(Element data from apps and pages)
----

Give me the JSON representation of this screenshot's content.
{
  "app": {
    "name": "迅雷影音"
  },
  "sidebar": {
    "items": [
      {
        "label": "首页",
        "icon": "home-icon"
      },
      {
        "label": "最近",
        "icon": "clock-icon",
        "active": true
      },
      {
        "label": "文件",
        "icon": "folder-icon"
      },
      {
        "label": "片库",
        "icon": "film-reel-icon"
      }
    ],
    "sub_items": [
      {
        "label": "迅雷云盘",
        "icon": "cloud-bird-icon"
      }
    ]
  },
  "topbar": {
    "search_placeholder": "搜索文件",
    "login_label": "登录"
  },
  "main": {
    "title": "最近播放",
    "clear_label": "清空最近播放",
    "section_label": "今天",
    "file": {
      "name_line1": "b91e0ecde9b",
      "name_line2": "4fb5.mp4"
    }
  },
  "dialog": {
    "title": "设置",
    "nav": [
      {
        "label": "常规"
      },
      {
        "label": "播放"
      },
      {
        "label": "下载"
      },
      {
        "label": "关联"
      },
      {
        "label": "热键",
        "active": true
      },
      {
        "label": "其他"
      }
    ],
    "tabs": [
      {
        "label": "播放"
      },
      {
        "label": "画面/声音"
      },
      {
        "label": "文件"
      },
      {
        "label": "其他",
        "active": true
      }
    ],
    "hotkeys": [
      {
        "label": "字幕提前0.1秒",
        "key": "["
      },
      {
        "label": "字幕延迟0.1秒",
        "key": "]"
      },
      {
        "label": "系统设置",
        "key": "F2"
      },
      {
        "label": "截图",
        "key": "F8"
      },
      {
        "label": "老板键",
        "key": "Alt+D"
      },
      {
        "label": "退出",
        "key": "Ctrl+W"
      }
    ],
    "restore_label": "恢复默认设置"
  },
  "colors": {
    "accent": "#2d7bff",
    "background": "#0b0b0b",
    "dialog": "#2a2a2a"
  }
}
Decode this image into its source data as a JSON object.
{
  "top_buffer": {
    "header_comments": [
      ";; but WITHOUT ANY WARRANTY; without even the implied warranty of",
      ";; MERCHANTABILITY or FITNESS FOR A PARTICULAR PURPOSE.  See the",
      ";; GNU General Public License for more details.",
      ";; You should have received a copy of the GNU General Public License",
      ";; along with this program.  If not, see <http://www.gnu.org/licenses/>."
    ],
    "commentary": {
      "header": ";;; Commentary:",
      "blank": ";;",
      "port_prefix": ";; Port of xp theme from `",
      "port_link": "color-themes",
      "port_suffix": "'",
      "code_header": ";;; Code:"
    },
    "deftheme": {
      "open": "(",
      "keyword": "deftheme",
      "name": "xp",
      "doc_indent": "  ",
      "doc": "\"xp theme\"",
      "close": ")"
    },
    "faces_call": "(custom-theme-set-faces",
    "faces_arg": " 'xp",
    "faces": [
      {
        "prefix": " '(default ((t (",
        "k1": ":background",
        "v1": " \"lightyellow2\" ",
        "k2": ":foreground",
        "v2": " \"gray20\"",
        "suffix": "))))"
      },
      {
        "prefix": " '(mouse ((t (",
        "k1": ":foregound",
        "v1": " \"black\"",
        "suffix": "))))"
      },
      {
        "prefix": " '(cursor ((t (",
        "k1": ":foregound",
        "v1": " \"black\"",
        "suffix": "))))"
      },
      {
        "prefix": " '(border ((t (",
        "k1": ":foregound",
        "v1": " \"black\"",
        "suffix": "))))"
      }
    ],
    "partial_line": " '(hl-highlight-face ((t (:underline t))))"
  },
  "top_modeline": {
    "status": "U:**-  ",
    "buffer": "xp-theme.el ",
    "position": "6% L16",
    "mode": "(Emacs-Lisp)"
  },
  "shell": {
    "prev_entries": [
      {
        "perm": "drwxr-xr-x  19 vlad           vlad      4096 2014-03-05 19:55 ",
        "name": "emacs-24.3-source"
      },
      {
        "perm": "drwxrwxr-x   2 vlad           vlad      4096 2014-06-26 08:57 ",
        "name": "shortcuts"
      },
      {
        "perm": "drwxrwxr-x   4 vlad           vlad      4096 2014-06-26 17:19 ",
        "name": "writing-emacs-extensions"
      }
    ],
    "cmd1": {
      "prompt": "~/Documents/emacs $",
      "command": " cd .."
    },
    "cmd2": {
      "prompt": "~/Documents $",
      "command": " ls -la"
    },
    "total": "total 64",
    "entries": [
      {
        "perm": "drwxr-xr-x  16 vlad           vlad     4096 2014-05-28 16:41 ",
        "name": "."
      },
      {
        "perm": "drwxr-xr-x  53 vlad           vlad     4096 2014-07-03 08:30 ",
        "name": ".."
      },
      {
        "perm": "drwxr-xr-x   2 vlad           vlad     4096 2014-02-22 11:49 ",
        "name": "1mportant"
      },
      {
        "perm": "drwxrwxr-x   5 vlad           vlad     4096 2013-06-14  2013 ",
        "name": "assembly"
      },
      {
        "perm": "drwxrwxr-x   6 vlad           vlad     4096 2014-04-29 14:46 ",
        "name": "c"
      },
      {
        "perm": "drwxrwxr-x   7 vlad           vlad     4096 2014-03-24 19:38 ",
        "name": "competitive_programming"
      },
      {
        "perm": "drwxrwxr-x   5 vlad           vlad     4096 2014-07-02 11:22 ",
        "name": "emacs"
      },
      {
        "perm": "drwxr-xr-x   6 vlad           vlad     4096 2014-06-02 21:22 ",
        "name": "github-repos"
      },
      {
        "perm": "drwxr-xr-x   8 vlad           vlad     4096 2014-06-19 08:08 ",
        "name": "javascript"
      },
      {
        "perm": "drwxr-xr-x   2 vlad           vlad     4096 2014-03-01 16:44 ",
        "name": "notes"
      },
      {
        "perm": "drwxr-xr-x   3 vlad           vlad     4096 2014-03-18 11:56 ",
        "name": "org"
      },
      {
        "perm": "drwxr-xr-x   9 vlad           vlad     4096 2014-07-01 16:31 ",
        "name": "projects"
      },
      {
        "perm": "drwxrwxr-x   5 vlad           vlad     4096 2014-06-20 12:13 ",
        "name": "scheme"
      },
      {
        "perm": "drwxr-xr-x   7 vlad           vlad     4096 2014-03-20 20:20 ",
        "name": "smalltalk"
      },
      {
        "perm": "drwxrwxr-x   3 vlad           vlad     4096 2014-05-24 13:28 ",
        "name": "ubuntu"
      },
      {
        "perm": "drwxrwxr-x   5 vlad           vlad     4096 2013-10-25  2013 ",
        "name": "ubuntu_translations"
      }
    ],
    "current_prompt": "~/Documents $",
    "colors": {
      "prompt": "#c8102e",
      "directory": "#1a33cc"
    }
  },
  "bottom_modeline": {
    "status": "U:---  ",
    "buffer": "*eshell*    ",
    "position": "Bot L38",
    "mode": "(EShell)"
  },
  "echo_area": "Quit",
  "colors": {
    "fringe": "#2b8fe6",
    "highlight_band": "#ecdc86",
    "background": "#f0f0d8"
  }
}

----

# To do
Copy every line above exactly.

# Exercise answer
Give me the JSON representation of this screenshot's content.
{
  "app": {
    "name": "迅雷影音"
  },
  "sidebar": {
    "items": [
      {
        "label": "首页",
        "icon": "home-icon"
      },
      {
        "label": "最近",
        "icon": "clock-icon",
        "active": true
      },
      {
        "label": "文件",
        "icon": "folder-icon"
      },
      {
        "label": "片库",
        "icon": "film-reel-icon"
      }
    ],
    "sub_items": [
      {
        "label": "迅雷云盘",
        "icon": "cloud-bird-icon"
      }
    ]
  },
  "topbar": {
    "search_placeholder": "搜索文件",
    "login_label": "登录"
  },
  "main": {
    "title": "最近播放",
    "clear_label": "清空最近播放",
    "section_label": "今天",
    "file": {
      "name_line1": "b91e0ecde9b",
      "name_line2": "4fb5.mp4"
    }
  },
  "dialog": {
    "title": "设置",
    "nav": [
      {
        "label": "常规"
      },
      {
        "label": "播放"
      },
      {
        "label": "下载"
      },
      {
        "label": "关联"
      },
      {
        "label": "热键",
        "active": true
      },
      {
        "label": "其他"
      }
    ],
    "tabs": [
      {
        "label": "播放"
      },
      {
        "label": "画面/声音"
      },
      {
        "label": "文件"
      },
      {
        "label": "其他",
        "active": true
      }
    ],
    "hotkeys": [
      {
        "label": "字幕提前0.1秒",
        "key": "["
      },
      {
        "label": "字幕延迟0.1秒",
        "key": "]"
      },
      {
        "label": "系统设置",
        "key": "F2"
      },
      {
        "label": "截图",
        "key": "F8"
      },
      {
        "label": "老板键",
        "key": "Alt+D"
      },
      {
        "label": "退出",
        "key": "Ctrl+W"
      }
    ],
    "restore_label": "恢复默认设置"
  },
  "colors": {
    "accent": "#2d7bff",
    "background": "#0b0b0b",
    "dialog": "#2a2a2a"
  }
}
Decode this image into its source data as a JSON object.
{
  "top_buffer": {
    "header_comments": [
      ";; but WITHOUT ANY WARRANTY; without even the implied warranty of",
      ";; MERCHANTABILITY or FITNESS FOR A PARTICULAR PURPOSE.  See the",
      ";; GNU General Public License for more details.",
      ";; You should have received a copy of the GNU General Public License",
      ";; along with this program.  If not, see <http://www.gnu.org/licenses/>."
    ],
    "commentary": {
      "header": ";;; Commentary:",
      "blank": ";;",
      "port_prefix": ";; Port of xp theme from `",
      "port_link": "color-themes",
      "port_suffix": "'",
      "code_header": ";;; Code:"
    },
    "deftheme": {
      "open": "(",
      "keyword": "deftheme",
      "name": "xp",
      "doc_indent": "  ",
      "doc": "\"xp theme\"",
      "close": ")"
    },
    "faces_call": "(custom-theme-set-faces",
    "faces_arg": " 'xp",
    "faces": [
      {
        "prefix": " '(default ((t (",
        "k1": ":background",
        "v1": " \"lightyellow2\" ",
        "k2": ":foreground",
        "v2": " \"gray20\"",
        "suffix": "))))"
      },
      {
        "prefix": " '(mouse ((t (",
        "k1": ":foregound",
        "v1": " \"black\"",
        "suffix": "))))"
      },
      {
        "prefix": " '(cursor ((t (",
        "k1": ":foregound",
        "v1": " \"black\"",
        "suffix": "))))"
      },
      {
        "prefix": " '(border ((t (",
        "k1": ":foregound",
        "v1": " \"black\"",
        "suffix": "))))"
      }
    ],
    "partial_line": " '(hl-highlight-face ((t (:underline t))))"
  },
  "top_modeline": {
    "status": "U:**-  ",
    "buffer": "xp-theme.el ",
    "position": "6% L16",
    "mode": "(Emacs-Lisp)"
  },
  "shell": {
    "prev_entries": [
      {
        "perm": "drwxr-xr-x  19 vlad           vlad      4096 2014-03-05 19:55 ",
        "name": "emacs-24.3-source"
      },
      {
        "perm": "drwxrwxr-x   2 vlad           vlad      4096 2014-06-26 08:57 ",
        "name": "shortcuts"
      },
      {
        "perm": "drwxrwxr-x   4 vlad           vlad      4096 2014-06-26 17:19 ",
        "name": "writing-emacs-extensions"
      }
    ],
    "cmd1": {
      "prompt": "~/Documents/emacs $",
      "command": " cd .."
    },
    "cmd2": {
      "prompt": "~/Documents $",
      "command": " ls -la"
    },
    "total": "total 64",
    "entries": [
      {
        "perm": "drwxr-xr-x  16 vlad           vlad     4096 2014-05-28 16:41 ",
        "name": "."
      },
      {
        "perm": "drwxr-xr-x  53 vlad           vlad     4096 2014-07-03 08:30 ",
        "name": ".."
      },
      {
        "perm": "drwxr-xr-x   2 vlad           vlad     4096 2014-02-22 11:49 ",
        "name": "1mportant"
      },
      {
        "perm": "drwxrwxr-x   5 vlad           vlad     4096 2013-06-14  2013 ",
        "name": "assembly"
      },
      {
        "perm": "drwxrwxr-x   6 vlad           vlad     4096 2014-04-29 14:46 ",
        "name": "c"
      },
      {
        "perm": "drwxrwxr-x   7 vlad           vlad     4096 2014-03-24 19:38 ",
        "name": "competitive_programming"
      },
      {
        "perm": "drwxrwxr-x   5 vlad           vlad     4096 2014-07-02 11:22 ",
        "name": "emacs"
      },
      {
        "perm": "drwxr-xr-x   6 vlad           vlad     4096 2014-06-02 21:22 ",
        "name": "github-repos"
      },
      {
        "perm": "drwxr-xr-x   8 vlad           vlad     4096 2014-06-19 08:08 ",
        "name": "javascript"
      },
      {
        "perm": "drwxr-xr-x   2 vlad           vlad     4096 2014-03-01 16:44 ",
        "name": "notes"
      },
      {
        "perm": "drwxr-xr-x   3 vlad           vlad     4096 2014-03-18 11:56 ",
        "name": "org"
      },
      {
        "perm": "drwxr-xr-x   9 vlad           vlad     4096 2014-07-01 16:31 ",
        "name": "projects"
      },
      {
        "perm": "drwxrwxr-x   5 vlad           vlad     4096 2014-06-20 12:13 ",
        "name": "scheme"
      },
      {
        "perm": "drwxr-xr-x   7 vlad           vlad     4096 2014-03-20 20:20 ",
        "name": "smalltalk"
      },
      {
        "perm": "drwxrwxr-x   3 vlad           vlad     4096 2014-05-24 13:28 ",
        "name": "ubuntu"
      },
      {
        "perm": "drwxrwxr-x   5 vlad           vlad     4096 2013-10-25  2013 ",
        "name": "ubuntu_translations"
      }
    ],
    "current_prompt": "~/Documents $",
    "colors": {
      "prompt": "#c8102e",
      "directory": "#1a33cc"
    }
  },
  "bottom_modeline": {
    "status": "U:---  ",
    "buffer": "*eshell*    ",
    "position": "Bot L38",
    "mode": "(EShell)"
  },
  "echo_area": "Quit",
  "colors": {
    "fringe": "#2b8fe6",
    "highlight_band": "#ecdc86",
    "background": "#f0f0d8"
  }
}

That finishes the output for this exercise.